Niels. B. Jörgensen: the pioneer of modern IV sedation
Danish practitioner Niels B Jörgensen first used IV sedation to repress a patient’s cough reflex and aid cooperation while treatment was performed. For the first time, it became evident that it was possible to administer the sedative in small increments, according to the patient’s initial reaction to the procedure.
One of Jörgensen’s enduring quotes is:
“Your patient is a human being who has entrusted himself into your care: you are responsible for his wellbeing. The feeling of full responsibility makes you a good dentist.”
This philosophy would set the foundations for how modern dentists comfort and deal with patients scared of treatment. Here at The Bristol Dental Practice, we’re fully behind this idea, and we’re very proud to have exceptionally skilled and experienced sedation dentists working at the practice.

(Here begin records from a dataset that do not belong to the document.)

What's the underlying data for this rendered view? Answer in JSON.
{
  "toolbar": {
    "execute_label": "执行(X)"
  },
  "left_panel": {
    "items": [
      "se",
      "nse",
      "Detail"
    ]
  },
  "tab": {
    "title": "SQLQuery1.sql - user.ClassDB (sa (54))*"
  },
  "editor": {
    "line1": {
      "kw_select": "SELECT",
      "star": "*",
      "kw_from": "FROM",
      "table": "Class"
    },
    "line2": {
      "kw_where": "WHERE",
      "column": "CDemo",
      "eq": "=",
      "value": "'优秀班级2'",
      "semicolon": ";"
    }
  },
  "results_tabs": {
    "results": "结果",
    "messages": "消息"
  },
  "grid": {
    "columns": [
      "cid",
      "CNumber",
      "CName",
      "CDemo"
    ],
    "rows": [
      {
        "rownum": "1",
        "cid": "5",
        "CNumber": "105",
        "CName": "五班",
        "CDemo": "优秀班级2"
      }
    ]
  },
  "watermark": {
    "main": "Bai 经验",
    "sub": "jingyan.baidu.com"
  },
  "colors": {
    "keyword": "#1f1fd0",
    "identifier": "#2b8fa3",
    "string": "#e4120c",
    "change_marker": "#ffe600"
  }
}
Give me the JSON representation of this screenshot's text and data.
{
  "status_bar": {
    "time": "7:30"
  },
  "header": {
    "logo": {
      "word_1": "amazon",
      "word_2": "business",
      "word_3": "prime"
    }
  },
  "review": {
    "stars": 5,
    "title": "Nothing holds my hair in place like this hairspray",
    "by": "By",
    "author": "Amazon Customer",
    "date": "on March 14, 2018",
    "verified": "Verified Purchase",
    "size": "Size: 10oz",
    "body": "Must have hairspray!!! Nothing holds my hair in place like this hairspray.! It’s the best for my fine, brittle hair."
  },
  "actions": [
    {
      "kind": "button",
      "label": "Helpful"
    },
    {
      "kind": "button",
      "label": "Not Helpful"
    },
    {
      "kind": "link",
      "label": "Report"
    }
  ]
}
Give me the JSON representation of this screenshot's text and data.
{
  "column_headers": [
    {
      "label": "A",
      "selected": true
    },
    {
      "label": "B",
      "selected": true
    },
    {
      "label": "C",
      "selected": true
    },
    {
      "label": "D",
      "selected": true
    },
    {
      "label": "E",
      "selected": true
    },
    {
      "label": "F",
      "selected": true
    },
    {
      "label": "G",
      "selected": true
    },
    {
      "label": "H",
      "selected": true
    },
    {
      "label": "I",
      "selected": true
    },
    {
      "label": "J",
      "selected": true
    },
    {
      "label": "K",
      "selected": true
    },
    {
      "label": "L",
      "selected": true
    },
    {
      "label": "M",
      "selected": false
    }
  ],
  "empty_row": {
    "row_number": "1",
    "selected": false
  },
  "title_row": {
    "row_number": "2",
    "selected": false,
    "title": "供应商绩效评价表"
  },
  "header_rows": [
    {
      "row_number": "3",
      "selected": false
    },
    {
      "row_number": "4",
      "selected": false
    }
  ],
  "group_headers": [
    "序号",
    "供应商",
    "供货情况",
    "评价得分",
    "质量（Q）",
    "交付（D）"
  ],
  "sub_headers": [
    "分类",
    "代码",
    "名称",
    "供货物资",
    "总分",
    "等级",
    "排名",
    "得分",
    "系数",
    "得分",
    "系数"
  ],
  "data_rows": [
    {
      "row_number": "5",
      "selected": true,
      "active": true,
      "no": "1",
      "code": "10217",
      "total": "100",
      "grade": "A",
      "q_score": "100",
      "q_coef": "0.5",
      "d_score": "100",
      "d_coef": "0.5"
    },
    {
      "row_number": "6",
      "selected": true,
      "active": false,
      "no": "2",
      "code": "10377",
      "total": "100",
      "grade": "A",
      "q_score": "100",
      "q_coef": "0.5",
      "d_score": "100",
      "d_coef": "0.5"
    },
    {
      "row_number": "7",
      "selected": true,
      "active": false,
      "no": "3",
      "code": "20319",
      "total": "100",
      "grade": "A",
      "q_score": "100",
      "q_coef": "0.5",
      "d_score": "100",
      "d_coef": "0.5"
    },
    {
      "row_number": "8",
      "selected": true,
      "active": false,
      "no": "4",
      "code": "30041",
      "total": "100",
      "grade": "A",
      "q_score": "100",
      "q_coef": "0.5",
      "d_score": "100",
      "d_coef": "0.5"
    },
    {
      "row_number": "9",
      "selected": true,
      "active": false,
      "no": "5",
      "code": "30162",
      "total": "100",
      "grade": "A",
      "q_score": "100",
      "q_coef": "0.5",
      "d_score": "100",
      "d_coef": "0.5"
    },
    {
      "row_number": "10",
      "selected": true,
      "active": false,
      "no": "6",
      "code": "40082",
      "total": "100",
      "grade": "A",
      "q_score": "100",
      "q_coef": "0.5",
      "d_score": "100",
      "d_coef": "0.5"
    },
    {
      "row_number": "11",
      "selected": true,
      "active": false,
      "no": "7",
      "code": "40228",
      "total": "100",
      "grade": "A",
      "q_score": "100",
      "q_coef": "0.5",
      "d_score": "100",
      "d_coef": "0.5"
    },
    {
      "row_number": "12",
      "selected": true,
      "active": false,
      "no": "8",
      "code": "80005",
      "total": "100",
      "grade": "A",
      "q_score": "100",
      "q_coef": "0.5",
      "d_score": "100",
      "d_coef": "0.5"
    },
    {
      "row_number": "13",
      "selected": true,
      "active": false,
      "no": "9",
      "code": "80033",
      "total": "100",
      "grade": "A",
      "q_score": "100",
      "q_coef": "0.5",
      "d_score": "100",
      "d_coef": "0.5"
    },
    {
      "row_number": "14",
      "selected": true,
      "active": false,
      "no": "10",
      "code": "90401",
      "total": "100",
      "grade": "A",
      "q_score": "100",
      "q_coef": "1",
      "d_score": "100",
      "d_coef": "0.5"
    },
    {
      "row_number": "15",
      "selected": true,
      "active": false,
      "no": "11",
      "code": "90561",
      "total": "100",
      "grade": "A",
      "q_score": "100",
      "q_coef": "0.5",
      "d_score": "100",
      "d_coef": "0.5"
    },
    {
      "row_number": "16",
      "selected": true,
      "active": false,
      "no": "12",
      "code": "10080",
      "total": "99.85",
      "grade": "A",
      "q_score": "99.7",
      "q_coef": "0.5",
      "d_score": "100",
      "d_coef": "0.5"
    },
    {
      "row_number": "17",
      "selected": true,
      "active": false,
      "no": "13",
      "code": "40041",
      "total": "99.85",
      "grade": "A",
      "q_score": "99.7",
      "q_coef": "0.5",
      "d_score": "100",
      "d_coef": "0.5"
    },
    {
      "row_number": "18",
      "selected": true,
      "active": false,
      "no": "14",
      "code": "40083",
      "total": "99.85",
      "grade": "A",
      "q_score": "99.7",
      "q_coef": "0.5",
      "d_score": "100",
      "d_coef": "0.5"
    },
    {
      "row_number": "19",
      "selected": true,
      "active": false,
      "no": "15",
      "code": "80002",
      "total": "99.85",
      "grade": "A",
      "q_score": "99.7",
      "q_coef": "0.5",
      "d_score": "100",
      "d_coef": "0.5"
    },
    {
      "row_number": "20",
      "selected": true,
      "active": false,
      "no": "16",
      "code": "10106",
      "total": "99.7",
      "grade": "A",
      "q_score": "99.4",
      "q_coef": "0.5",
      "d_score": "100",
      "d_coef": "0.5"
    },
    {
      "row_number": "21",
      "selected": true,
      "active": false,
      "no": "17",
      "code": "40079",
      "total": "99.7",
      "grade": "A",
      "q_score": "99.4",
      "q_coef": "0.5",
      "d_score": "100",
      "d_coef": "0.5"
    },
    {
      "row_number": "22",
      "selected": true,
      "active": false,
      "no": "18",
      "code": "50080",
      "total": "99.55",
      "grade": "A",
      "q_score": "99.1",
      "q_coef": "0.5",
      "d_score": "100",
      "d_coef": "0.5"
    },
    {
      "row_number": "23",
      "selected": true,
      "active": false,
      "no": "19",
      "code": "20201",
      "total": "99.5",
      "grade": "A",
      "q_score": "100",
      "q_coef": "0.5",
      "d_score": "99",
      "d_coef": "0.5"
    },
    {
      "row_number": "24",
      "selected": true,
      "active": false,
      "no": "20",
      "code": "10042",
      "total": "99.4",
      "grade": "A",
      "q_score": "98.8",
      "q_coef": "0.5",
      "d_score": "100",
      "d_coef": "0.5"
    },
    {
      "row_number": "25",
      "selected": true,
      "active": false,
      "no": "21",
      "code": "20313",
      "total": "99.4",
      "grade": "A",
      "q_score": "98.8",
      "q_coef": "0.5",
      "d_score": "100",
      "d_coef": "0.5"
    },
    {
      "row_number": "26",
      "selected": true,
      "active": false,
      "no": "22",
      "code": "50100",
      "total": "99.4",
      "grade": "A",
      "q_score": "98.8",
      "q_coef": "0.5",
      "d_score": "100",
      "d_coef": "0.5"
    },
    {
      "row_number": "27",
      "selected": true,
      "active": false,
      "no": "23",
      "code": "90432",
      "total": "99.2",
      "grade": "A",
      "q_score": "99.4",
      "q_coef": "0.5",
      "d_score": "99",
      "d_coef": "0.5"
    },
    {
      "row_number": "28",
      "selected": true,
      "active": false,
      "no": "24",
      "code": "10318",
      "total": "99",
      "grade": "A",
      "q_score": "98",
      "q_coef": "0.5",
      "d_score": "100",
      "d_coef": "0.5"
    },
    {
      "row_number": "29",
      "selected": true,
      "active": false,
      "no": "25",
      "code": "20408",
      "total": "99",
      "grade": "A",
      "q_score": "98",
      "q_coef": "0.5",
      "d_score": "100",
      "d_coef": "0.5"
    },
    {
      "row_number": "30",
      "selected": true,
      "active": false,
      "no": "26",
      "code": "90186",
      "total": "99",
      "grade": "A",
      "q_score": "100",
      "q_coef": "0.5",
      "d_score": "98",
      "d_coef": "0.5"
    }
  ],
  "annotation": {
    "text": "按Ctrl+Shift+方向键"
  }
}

IV sedation as we know it today
Today, intravenous sedation is highly effective. Once administered, it takes around 20 seconds to take full effect and the recovery time is faster than oral sedation. A couple of hours after your procedure, you’ll begin to feel normal in yourself again, without the feeling of ‘’grogginess’’ associated with general anaesthetic.
Other advantages of IV sedation include:
- Many patients have no or very little recollection of their treatment under IV sedation.
- IV sedation has relaxing effects, helping those suffering from fear to feel relaxed and comfortable before undergoing dental treatment.
- It helps to make lengthy procedures pass more quickly.
IV sedation at The Bristol Dental Practice
IV sedation is not available at all dental practices, and clinicians must be qualified to undertake this practice. Here at The Bristol Dental Practice, Principal Dentist Dr Jonathan Cochrane has undertaken a 12-month course at the prestigious Eastman Dental Hospital (UCL) to hone his knowledge and skill in IV sedation.
All of Dr Jonathan’s patients are carefully monitored by dental nurses who hold qualifications and training in conscious sedation. Dr Rob Endicott has also performed this procedure thousands of times for anxious patients. Since retiring from clinical dentistry, he has worked exclusively for The Bristol Dental Practice, supporting dentists as they provide anxiety-free care.
Our 3rd experienced sedation dentist Dr Carelyn Issac has over a decade of sedation experience, she understands the importance of delivering the extra care which patients deserve and often require. An award-winning dentist, Carelyn’s gentle and bespoke approach has allowed her to deliver treatment to even the most nervous of patients, many of which who have not sought dental care for years, often due to fear.
Contact us if you’re scared of the dentist
If you’re looking for a dental practice with highly qualified professionals who will look after your teeth and help you deal with dental phobia, look no further. Get in touch today by phone or email by following this link.
We very much look forward to hearing from new and existing patients alike.